== Data extract ==
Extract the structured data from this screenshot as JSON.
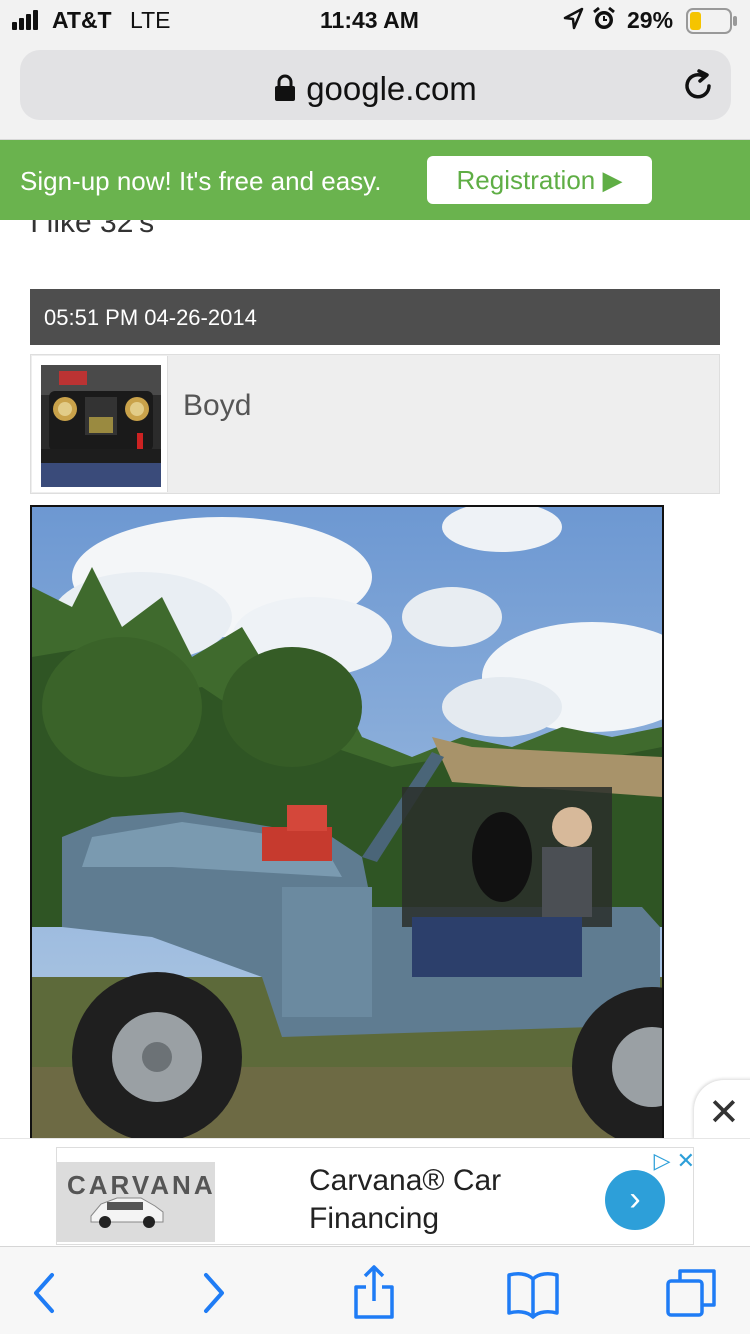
{
  "status_bar": {
    "carrier": "AT&T",
    "network": "LTE",
    "time": "11:43 AM",
    "battery": "29%",
    "battery_level": 0.29,
    "battery_color": "#f5c400"
  },
  "browser": {
    "url": "google.com",
    "lock_icon": "lock-icon",
    "reload_icon": "reload-icon"
  },
  "banner": {
    "text": "Sign-up now! It's free and easy.",
    "button_label": "Registration ▶",
    "color": "#6ab34e"
  },
  "post": {
    "partial_text": "I like 32's",
    "timestamp": "05:51 PM 04-26-2014",
    "username": "Boyd"
  },
  "ad": {
    "brand": "CARVANA",
    "title_line1": "Carvana® Car",
    "title_line2": "Financing",
    "close_label": "✕",
    "accent": "#2d9fd9"
  },
  "toolbar": {
    "items": [
      "back-icon",
      "forward-icon",
      "share-icon",
      "bookmarks-icon",
      "tabs-icon"
    ],
    "accent": "#1f7cf5"
  }
}
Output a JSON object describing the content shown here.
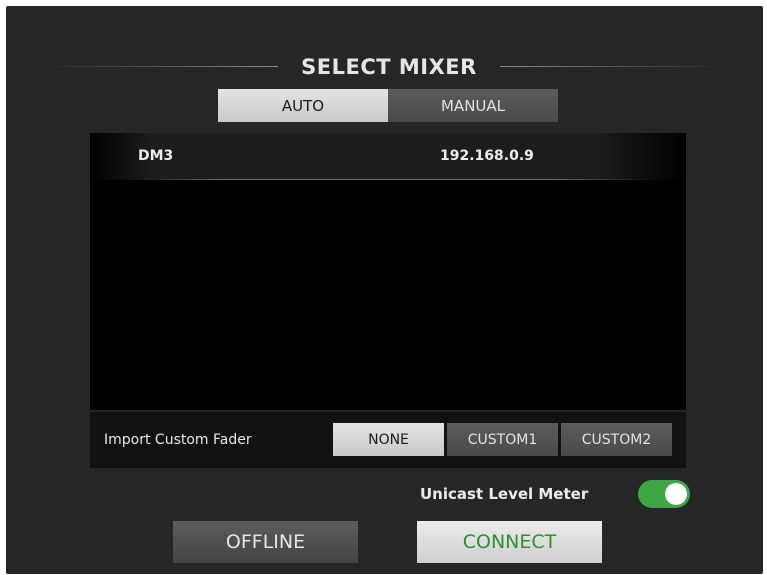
{
  "dialog": {
    "title": "SELECT MIXER"
  },
  "mode_tabs": [
    {
      "label": "AUTO",
      "selected": true
    },
    {
      "label": "MANUAL",
      "selected": false
    }
  ],
  "mixers": [
    {
      "name": "DM3",
      "ip": "192.168.0.9"
    }
  ],
  "import_custom_fader": {
    "label": "Import Custom Fader",
    "options": [
      {
        "label": "NONE",
        "selected": true
      },
      {
        "label": "CUSTOM1",
        "selected": false
      },
      {
        "label": "CUSTOM2",
        "selected": false
      }
    ]
  },
  "unicast_level_meter": {
    "label": "Unicast Level Meter",
    "enabled": true
  },
  "buttons": {
    "offline_label": "OFFLINE",
    "connect_label": "CONNECT"
  },
  "colors": {
    "background": "#262626",
    "list_background": "#000000",
    "toggle_on": "#3fa646",
    "connect_text": "#2f8f2f"
  }
}
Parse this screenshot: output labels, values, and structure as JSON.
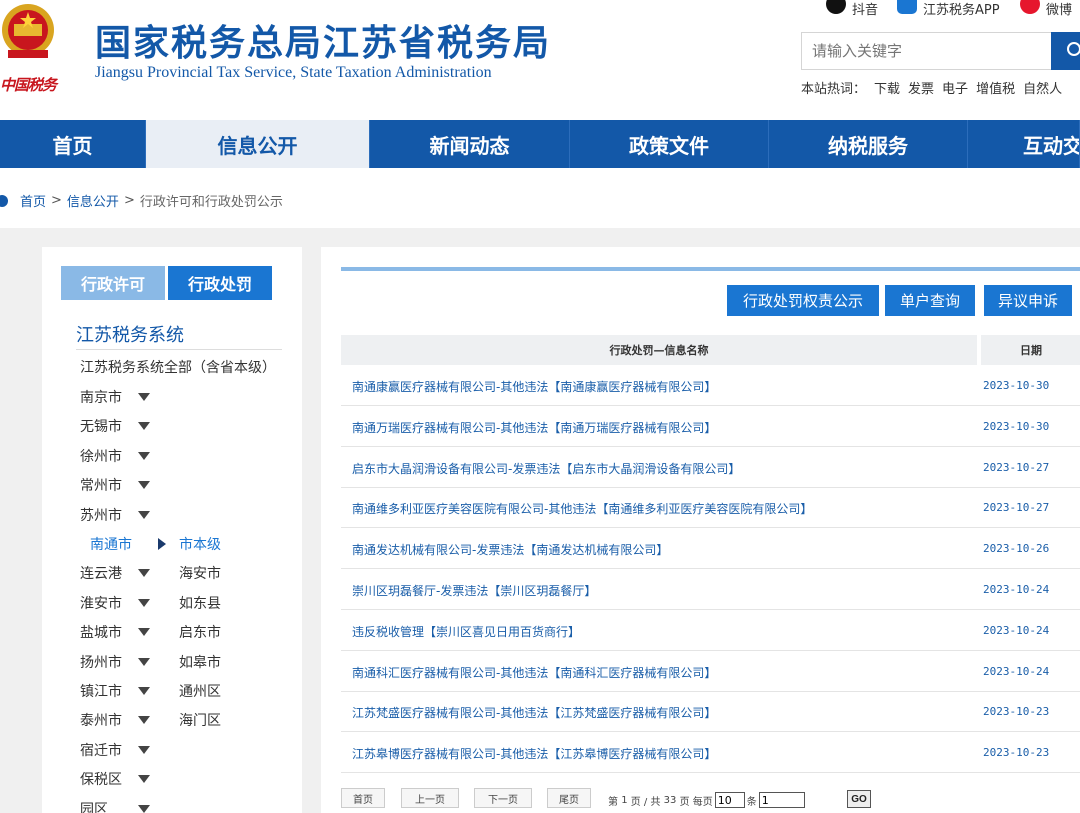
{
  "header": {
    "title": "国家税务总局江苏省税务局",
    "subtitle": "Jiangsu Provincial Tax Service, State Taxation Administration",
    "logo_text": "中国税务",
    "social": [
      {
        "label": "抖音",
        "icon": "douyin-icon"
      },
      {
        "label": "江苏税务APP",
        "icon": "app-icon"
      },
      {
        "label": "微博",
        "icon": "weibo-icon"
      }
    ],
    "search": {
      "placeholder": "请输入关键字"
    },
    "hot_label": "本站热词：",
    "hot_words": [
      "下载",
      "发票",
      "电子",
      "增值税",
      "自然人"
    ]
  },
  "nav": {
    "items": [
      {
        "label": "首页"
      },
      {
        "label": "信息公开",
        "active": true
      },
      {
        "label": "新闻动态"
      },
      {
        "label": "政策文件"
      },
      {
        "label": "纳税服务"
      },
      {
        "label": "互动交"
      }
    ]
  },
  "breadcrumb": {
    "home": "首页",
    "section": "信息公开",
    "current": "行政许可和行政处罚公示",
    "separator": ">"
  },
  "sidebar": {
    "tabs": [
      {
        "label": "行政许可"
      },
      {
        "label": "行政处罚"
      }
    ],
    "heading": "江苏税务系统",
    "all_item": "江苏税务系统全部（含省本级）",
    "cities": [
      "南京市",
      "无锡市",
      "徐州市",
      "常州市",
      "苏州市",
      "南通市",
      "连云港",
      "淮安市",
      "盐城市",
      "扬州市",
      "镇江市",
      "泰州市",
      "宿迁市",
      "保税区",
      "园区"
    ],
    "selected_city": "南通市",
    "sub_items": [
      "市本级",
      "海安市",
      "如东县",
      "启东市",
      "如皋市",
      "通州区",
      "海门区"
    ],
    "selected_sub": "市本级"
  },
  "main": {
    "buttons": [
      {
        "label": "行政处罚权责公示"
      },
      {
        "label": "单户查询"
      },
      {
        "label": "异议申诉"
      }
    ],
    "table": {
      "headers": [
        "行政处罚—信息名称",
        "日期"
      ],
      "rows": [
        {
          "name": "南通康赢医疗器械有限公司-其他违法【南通康赢医疗器械有限公司】",
          "date": "2023-10-30"
        },
        {
          "name": "南通万瑞医疗器械有限公司-其他违法【南通万瑞医疗器械有限公司】",
          "date": "2023-10-30"
        },
        {
          "name": "启东市大晶润滑设备有限公司-发票违法【启东市大晶润滑设备有限公司】",
          "date": "2023-10-27"
        },
        {
          "name": "南通维多利亚医疗美容医院有限公司-其他违法【南通维多利亚医疗美容医院有限公司】",
          "date": "2023-10-27"
        },
        {
          "name": "南通发达机械有限公司-发票违法【南通发达机械有限公司】",
          "date": "2023-10-26"
        },
        {
          "name": "崇川区玥磊餐厅-发票违法【崇川区玥磊餐厅】",
          "date": "2023-10-24"
        },
        {
          "name": "违反税收管理【崇川区喜见日用百货商行】",
          "date": "2023-10-24"
        },
        {
          "name": "南通科汇医疗器械有限公司-其他违法【南通科汇医疗器械有限公司】",
          "date": "2023-10-24"
        },
        {
          "name": "江苏梵盛医疗器械有限公司-其他违法【江苏梵盛医疗器械有限公司】",
          "date": "2023-10-23"
        },
        {
          "name": "江苏皋博医疗器械有限公司-其他违法【江苏皋博医疗器械有限公司】",
          "date": "2023-10-23"
        }
      ]
    },
    "pager": {
      "first": "首页",
      "prev": "上一页",
      "next": "下一页",
      "last": "尾页",
      "page_prefix": "第",
      "current_page": "1",
      "page_mid": "页 / 共",
      "total_pages": "33",
      "per_page_label": "页 每页",
      "per_page": "10",
      "item_unit": "条",
      "goto_value": "1",
      "go": "GO"
    }
  },
  "colors": {
    "brand": "#1358a8",
    "accent": "#1a76d2",
    "light": "#8ab9e6"
  }
}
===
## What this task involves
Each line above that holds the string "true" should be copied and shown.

## Response to the task
      "selected": true
        "selected": true
    "enabled": true
        "active": true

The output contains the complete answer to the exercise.